“When the woman saw that the fruit of the tree was good for food and pleasing to the eye, and also desirable for gaining wisdom, she took some and ate it. She also gave some to her husband, who was with her, and he ate it. Then the eyes of both of them were opened, and they realized they were naked; so they sewed fig leaves together and made coverings for themselves. Then the man and his wife heard the sound of the LORD God as he was walking in the garden in the cool of the day, and they hid from the LORD God among the trees of the garden. But the LORD God called to the man, ‘Where are you?’ He answered, ‘I heard you in the garden, and I was afraid because I was naked; so I hid.'” Genesis 3.6-10
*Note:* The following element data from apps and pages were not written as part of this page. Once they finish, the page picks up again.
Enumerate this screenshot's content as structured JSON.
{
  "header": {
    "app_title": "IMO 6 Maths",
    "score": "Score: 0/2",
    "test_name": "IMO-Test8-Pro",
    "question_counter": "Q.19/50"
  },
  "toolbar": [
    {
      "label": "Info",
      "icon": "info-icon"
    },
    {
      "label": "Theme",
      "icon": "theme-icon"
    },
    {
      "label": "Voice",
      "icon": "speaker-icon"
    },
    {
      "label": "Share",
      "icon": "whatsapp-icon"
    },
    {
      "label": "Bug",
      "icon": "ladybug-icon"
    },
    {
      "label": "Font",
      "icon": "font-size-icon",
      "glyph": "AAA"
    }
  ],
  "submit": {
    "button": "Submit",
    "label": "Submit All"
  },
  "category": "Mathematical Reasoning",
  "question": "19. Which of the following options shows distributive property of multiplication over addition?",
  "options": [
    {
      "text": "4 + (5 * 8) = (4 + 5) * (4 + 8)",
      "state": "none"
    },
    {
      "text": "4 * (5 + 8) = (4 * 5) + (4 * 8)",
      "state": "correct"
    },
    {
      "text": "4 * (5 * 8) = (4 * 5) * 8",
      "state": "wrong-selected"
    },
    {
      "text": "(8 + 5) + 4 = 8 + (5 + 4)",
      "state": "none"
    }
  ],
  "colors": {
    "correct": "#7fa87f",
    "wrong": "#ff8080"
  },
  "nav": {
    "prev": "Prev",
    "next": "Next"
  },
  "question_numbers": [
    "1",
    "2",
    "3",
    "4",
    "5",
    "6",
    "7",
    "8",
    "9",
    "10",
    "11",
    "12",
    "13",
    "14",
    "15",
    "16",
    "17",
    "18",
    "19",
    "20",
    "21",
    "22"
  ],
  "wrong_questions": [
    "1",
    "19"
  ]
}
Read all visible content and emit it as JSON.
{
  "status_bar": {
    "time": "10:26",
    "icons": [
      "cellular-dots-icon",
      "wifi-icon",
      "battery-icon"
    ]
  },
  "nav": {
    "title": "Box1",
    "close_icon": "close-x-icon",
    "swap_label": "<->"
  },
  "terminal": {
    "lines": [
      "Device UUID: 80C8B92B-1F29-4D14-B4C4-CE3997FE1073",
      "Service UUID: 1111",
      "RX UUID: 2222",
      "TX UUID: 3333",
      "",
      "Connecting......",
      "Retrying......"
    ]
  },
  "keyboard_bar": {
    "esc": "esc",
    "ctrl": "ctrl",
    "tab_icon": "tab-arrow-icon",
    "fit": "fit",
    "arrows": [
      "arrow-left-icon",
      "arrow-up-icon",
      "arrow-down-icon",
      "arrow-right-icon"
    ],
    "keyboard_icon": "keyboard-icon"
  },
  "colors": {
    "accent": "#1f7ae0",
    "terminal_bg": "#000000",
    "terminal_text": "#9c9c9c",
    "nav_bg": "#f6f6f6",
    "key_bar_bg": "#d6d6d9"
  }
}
Here is the idea that, after rebellion, the inclination is to cover ourselves and hide our shame. I find it particularly ironic that the first thing to condemn Adam and Eve was not God, but their own conscience. Their recognition of guilt the loss of innocence led them to dress like the lost boys and hide from God. God didn’t immediately materialize and backhand them both across the face, He came seeking fellowship with them. But they were condemned by their own shame.

So human history progresses with this simple pattern: God provides boundaries, we break them, and someone (or some animal) must absorb the pain and punishment – someones gotta pay. God finally steps in and finishes it by absorbing everything and offering a covering that not only removes shame and guilt, but provides us with the best robe He’s got and welcomes us into a blissful inheritance.

May we praise Him who has covered us completely! He is worthy of our every endeavor as we walk fully clothed and live to show others how they, too, can be clothed.